But as robust as the strategy is also, Morgan considers this to be the important thing ingredient to the current’s success. In a 2021 interview with The Hollywood Reporter, Morgan said:
“This is the part of the writing course of that takes me the longest — understanding what to go away out and what to position in. I want to suppose that’s the magic ingredient and what defines ‘The Crown.’ It takes us a minimal of 9 months, outlining and outlining, sooner than the writing of any season begins.”
While predominant themes and the characters themselves tie the story collectively, each season of “The Crown” appears like its private distinct interval. Within these, each episode appears like its private anecdote, zeroing in on one factor explicit to make a grander assertion about the royals. Morgan added:
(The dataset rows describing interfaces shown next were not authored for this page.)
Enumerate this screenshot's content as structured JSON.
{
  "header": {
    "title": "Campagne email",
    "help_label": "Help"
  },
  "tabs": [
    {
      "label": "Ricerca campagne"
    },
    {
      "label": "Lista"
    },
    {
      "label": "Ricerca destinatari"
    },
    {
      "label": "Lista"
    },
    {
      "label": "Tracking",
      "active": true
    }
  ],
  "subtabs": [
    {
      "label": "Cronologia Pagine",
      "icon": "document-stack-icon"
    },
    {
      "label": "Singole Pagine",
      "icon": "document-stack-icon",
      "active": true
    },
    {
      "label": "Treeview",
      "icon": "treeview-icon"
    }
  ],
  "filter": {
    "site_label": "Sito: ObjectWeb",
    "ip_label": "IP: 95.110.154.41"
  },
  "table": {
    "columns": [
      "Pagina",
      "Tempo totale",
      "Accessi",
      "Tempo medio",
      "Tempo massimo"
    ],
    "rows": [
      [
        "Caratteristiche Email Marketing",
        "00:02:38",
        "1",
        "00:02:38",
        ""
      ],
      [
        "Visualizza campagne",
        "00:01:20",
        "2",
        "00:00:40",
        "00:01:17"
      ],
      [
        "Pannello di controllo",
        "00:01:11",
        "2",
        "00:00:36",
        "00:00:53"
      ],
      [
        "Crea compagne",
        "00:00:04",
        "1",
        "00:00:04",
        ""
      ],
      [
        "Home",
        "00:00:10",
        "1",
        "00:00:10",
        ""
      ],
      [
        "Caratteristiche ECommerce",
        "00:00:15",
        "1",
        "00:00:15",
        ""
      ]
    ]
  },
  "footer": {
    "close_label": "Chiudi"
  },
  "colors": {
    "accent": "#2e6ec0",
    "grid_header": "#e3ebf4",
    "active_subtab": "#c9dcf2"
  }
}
“History, even latest historic previous, is so reductive, and so many gems disappear proper right into a black hole. No one would thank us for churning out the “finest hits” of any decade. We should dig deep and uncover the surprises, the uncared for tales, like palace break-ins, and put them alongside the enduring events — like moon landings or weddings, or elections, or assassinations.”